Servamus - April 2018

When a disabled 52-year-old former soldier's wife died a couple of years ago, his 26-year-old brother-in-law moved into his house to take care of him.
By Kotie Geldenhuys
For many consumers, short-term insurance is a grudge expense, until that day when they are involved in a vehicle accident or they return home from work or holiday to find that they have been the victim of a burglary and they need to register a claim with their insurer.
By Annalise Kempen
There are no words to describe the shock when a man cold-bloodedly murders his wife, seemingly without motive.
By Kotie Geldenhuys
Many adults have fond memories of their grandparents - visiting them during holidays, being treated with sweets or sitting on their laps listening to numerous stories.
By Annalise Kempen

Pollex - April 2018

The word supra refers to "a person who eats human flesh". According to recent media reports, arrests have been made "for the crime of cannibalism" (Afrikaans: "kannibalisme") and that those persons will "appear in court on charges of cannibalism".
Read More - Per Mr Lucky Shange in a news item that appeared in News 24 dated 17 February 2018
According to the news item referred to supra, the 40-year-old Mr Lucky Shange was arrested in 1998.
According to all indications, South Africa has, or is heading for a water crisis. As far as the Cape Peninsula in the Western Cape is concerned, the crisis is already upon its inhabitants.

Letters - April 2018

The article “A walk down memory lane - Paying tribute to a dedicated war hero” that was published in Servamus: March 2018 on pp 76-77, refers.
Ever thought about the impact of parents’ jobs on their children? This poem, written by W/O Johan Coetzer’s daughter, Megan, says so much, especially when one realises that she was only 13 years old when she wrote it.
April 2018 Magazine Cover

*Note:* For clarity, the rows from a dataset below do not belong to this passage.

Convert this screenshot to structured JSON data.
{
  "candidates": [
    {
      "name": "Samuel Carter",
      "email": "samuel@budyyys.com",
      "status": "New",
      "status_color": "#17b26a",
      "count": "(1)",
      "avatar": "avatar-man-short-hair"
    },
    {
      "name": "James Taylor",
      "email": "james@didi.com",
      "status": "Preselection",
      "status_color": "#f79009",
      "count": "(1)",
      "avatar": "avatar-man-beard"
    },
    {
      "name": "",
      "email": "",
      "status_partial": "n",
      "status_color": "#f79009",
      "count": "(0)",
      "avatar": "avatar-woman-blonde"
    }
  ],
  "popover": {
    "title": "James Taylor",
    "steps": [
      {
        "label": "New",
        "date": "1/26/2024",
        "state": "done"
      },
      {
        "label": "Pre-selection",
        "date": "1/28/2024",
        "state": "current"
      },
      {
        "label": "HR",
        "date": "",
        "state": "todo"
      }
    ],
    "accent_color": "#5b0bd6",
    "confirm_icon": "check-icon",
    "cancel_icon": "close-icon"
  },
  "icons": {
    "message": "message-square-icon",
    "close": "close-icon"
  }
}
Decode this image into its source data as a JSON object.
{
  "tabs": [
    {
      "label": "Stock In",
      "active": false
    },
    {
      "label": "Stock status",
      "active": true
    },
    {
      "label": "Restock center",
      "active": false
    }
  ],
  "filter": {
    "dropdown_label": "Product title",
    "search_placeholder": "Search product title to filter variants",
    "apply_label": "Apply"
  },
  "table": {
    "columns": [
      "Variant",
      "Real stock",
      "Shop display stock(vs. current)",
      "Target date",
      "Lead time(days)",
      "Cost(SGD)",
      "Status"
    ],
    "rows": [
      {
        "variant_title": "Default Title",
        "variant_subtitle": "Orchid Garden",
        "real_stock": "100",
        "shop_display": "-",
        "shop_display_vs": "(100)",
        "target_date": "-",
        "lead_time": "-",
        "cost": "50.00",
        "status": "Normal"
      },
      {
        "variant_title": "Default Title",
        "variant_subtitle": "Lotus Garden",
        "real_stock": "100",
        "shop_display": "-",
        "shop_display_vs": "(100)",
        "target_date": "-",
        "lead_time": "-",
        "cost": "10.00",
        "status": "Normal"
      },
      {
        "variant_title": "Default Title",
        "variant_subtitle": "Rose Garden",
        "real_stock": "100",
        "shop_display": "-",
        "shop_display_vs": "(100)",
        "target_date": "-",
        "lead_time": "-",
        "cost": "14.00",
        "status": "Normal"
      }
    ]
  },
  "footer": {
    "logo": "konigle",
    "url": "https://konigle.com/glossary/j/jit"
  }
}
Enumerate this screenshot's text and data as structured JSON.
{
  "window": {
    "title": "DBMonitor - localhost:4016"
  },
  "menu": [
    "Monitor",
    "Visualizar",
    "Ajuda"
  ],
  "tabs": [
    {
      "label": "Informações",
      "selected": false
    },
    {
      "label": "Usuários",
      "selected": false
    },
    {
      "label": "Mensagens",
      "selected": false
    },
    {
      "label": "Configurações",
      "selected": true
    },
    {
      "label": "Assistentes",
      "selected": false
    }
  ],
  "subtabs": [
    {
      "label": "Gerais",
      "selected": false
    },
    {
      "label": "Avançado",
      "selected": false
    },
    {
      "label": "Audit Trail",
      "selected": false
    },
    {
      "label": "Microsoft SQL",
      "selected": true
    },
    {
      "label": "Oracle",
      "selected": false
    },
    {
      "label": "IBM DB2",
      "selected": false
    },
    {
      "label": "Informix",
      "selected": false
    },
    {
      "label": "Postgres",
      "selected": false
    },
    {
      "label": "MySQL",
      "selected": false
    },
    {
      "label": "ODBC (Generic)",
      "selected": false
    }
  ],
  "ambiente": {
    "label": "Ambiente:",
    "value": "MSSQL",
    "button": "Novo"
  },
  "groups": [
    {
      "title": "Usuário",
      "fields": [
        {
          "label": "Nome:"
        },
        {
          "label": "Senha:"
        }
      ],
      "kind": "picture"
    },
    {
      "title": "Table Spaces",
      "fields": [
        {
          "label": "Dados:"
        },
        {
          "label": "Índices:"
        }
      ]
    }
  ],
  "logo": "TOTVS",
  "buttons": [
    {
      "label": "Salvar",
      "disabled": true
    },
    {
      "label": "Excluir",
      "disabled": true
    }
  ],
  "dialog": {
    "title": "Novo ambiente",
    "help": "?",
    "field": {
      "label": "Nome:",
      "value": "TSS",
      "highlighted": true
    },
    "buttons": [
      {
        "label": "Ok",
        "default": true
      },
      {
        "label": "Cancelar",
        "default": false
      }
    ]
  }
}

Servamus' Mission

Servamus is a community-based safety and security magazine for both members of the community as well as safety and security practitioners with the aim of increasing knowledge and sharing information, dedicated to improving their expertise, professionalism and service delivery standards. It promotes sound crime management practices, freedom of speech, education, training, information sharing and a networking platform.